BRICS agree to local currency credits to ease dollar dependency

RT | March 29, 2012

The BRICS – Brazil, Russia, India, China and South Africa – have agreed to provide credit to each other in local currencies. Officials say the deal will facilitate economic growth in times of crisis.

­The currency swap deal is aimed at promoting trade and investment in local currencies as well as to cut transaction costs. It’s also seen as a step to replace the dollar as a reserve currency in trade between BRICS.

“The idea is in line with many interests and economic exigencies in the world economy,” Yaroslav Lissovolik, the chief economist at Deutsche Bank told RT. “The euro and dollar are no longer seen as unquestionable monopolies in the role of reserve currencies. Clearly the world needs more reserve currencies.”

The deal would also increase the BRICS influence on the international arena and will make their cooperation less sensitive to sanctions from the West, experts say.

“The BRICS countries are in the first rank to do the job that international financial system now needs. What the BRICS said was a very welcomed wake up call,” John Kirton, the Co-Director of the BRICS Research Group told RT.

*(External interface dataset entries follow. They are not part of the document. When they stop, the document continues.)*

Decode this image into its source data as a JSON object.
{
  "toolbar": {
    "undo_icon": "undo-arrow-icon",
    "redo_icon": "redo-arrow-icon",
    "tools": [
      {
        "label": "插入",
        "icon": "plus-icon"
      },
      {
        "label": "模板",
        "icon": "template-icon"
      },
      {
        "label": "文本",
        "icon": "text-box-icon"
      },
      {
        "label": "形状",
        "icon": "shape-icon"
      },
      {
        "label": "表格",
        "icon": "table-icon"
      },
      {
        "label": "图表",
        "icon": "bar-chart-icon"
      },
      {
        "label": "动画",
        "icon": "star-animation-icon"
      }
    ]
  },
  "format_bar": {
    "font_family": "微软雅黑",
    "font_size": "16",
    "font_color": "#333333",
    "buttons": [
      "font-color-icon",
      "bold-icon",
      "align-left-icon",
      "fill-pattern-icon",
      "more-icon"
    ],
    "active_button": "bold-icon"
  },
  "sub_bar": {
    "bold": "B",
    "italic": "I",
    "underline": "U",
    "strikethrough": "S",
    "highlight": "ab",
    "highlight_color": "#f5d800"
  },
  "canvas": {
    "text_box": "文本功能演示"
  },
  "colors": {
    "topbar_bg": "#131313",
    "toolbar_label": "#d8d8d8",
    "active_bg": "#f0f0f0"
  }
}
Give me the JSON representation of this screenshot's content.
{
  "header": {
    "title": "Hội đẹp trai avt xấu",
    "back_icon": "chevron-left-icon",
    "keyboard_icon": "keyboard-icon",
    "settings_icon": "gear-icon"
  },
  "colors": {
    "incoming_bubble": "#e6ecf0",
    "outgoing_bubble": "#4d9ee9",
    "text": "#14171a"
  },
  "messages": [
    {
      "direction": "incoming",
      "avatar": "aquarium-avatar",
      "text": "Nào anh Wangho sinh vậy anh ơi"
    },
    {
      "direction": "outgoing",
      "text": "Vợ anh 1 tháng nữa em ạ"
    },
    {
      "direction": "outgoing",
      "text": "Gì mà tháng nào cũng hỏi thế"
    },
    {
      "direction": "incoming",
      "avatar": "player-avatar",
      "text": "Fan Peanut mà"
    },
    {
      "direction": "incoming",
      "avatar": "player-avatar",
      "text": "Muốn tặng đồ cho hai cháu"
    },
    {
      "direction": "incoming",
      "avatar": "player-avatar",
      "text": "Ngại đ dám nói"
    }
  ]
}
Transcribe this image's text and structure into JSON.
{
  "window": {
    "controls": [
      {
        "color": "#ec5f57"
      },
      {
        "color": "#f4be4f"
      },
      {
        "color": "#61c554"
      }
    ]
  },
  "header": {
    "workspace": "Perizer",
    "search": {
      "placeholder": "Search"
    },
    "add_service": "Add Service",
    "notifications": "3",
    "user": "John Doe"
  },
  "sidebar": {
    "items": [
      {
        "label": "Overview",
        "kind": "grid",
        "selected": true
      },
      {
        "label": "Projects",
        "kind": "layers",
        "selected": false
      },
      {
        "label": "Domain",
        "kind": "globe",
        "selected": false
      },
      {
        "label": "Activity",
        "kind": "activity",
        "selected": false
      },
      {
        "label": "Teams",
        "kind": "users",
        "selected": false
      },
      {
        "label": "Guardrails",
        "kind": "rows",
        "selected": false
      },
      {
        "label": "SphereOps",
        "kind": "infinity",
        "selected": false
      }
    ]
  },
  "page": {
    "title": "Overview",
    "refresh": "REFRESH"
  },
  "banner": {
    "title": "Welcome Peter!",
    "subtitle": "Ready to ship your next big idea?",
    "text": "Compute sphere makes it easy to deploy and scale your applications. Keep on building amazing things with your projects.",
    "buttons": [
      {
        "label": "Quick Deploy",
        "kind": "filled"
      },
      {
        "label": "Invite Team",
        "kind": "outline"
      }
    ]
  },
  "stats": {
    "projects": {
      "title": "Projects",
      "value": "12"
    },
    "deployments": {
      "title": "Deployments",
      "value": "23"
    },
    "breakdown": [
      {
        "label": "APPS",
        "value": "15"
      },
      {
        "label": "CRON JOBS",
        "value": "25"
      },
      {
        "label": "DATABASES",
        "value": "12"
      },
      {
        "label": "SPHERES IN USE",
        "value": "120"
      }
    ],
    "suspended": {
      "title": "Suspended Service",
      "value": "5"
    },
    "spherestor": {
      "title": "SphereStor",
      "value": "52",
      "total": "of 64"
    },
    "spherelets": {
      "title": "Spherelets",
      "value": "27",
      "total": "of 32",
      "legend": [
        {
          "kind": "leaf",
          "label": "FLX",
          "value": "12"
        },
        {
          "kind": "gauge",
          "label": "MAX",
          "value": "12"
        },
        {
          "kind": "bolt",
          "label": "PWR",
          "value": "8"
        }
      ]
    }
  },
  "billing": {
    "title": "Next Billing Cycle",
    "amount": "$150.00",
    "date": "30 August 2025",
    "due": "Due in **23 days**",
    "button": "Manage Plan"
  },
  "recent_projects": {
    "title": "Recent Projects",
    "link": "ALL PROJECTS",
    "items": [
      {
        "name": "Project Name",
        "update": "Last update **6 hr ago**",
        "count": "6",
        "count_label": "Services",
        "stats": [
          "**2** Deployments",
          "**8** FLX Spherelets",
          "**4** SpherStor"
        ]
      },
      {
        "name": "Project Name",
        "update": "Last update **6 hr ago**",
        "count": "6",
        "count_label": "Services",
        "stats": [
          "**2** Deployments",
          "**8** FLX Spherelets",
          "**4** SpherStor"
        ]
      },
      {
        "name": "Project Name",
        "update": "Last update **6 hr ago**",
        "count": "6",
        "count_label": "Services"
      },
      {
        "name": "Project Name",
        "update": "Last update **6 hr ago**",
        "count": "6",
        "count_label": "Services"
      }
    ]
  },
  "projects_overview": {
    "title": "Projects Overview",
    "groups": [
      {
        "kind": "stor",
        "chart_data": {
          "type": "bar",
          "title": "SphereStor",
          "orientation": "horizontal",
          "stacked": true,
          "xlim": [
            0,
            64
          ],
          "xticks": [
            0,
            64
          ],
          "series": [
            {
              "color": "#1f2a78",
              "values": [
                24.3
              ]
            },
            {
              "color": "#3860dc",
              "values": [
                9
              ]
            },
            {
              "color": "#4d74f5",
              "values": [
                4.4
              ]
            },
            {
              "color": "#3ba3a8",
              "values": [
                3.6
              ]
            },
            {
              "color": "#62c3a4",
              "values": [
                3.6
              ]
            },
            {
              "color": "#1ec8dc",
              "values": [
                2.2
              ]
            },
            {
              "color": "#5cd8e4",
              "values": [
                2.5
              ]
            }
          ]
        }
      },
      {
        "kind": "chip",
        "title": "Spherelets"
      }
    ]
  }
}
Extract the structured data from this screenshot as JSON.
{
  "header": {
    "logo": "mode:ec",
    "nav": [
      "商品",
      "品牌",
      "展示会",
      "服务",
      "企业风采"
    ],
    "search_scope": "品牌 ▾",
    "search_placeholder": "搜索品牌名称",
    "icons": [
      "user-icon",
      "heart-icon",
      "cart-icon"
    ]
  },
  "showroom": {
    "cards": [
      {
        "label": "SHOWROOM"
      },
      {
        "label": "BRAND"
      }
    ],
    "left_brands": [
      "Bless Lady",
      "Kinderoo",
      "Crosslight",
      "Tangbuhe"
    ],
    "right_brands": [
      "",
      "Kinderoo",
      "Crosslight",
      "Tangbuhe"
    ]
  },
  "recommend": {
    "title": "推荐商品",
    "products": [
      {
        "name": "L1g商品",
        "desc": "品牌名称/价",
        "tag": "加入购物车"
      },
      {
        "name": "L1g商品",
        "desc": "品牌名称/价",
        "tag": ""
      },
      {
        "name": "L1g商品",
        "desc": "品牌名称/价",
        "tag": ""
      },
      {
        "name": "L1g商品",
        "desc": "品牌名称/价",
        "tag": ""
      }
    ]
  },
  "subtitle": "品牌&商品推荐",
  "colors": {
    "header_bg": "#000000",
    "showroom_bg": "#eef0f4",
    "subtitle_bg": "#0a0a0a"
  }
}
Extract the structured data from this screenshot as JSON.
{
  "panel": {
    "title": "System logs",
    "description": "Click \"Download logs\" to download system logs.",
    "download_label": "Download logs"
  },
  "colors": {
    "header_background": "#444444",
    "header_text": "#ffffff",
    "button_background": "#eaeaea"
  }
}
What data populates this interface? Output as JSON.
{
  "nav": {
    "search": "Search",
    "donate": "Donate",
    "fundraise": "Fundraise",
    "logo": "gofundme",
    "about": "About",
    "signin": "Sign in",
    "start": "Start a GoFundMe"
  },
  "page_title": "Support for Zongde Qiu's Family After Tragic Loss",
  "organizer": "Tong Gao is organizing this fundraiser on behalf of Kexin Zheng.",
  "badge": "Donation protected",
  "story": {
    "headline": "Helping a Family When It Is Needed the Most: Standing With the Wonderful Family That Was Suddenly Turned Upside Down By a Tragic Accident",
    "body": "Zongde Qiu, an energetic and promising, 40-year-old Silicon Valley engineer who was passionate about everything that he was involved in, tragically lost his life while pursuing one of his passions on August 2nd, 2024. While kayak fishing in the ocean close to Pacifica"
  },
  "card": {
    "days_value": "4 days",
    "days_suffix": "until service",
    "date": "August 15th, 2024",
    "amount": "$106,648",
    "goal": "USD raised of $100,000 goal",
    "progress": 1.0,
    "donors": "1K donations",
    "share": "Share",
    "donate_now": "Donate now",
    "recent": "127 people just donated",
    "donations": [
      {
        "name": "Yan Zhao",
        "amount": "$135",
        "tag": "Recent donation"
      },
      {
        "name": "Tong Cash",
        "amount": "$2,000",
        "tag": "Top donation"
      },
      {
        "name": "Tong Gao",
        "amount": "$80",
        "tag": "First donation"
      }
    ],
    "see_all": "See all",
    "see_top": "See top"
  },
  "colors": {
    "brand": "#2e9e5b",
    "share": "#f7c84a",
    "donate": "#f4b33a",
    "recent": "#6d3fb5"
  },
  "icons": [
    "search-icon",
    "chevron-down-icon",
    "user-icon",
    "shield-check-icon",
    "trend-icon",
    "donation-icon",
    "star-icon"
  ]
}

Russia and China have been trading in the ruble and yuan for several years, now Russia plans to expand local currency settlement with India.

“With China it took us three years to (evolve) from initial conversations to trading in local currencies,” Vladimir Dmitriev, the chairman of Russia’ s VEB told reporters. “I think we will meet similar terms with India”.

Meanwhile the swap requires a lot of technical work by each country such as the synchronization of national banking legislation, according to Mr. Dmitriev.

The BRICS countries are also going to announce plans on a joint development bank which is considered a possible rival to the World Bank and the IMF. If established, it would function as a lending agency and would provide finance for joint BRICS projects.

“They made it very clear it would be built to benefit not only BRICS countries themselves, but developing countries more broadly,” said KIrton. “But the big message was to give the World Bank more resources, only then would they see how the BRICS bank would fit in the supplement what they’ve already got.”

March 29, 2012 Posted by | Economics | , , , , , , | 6 Comments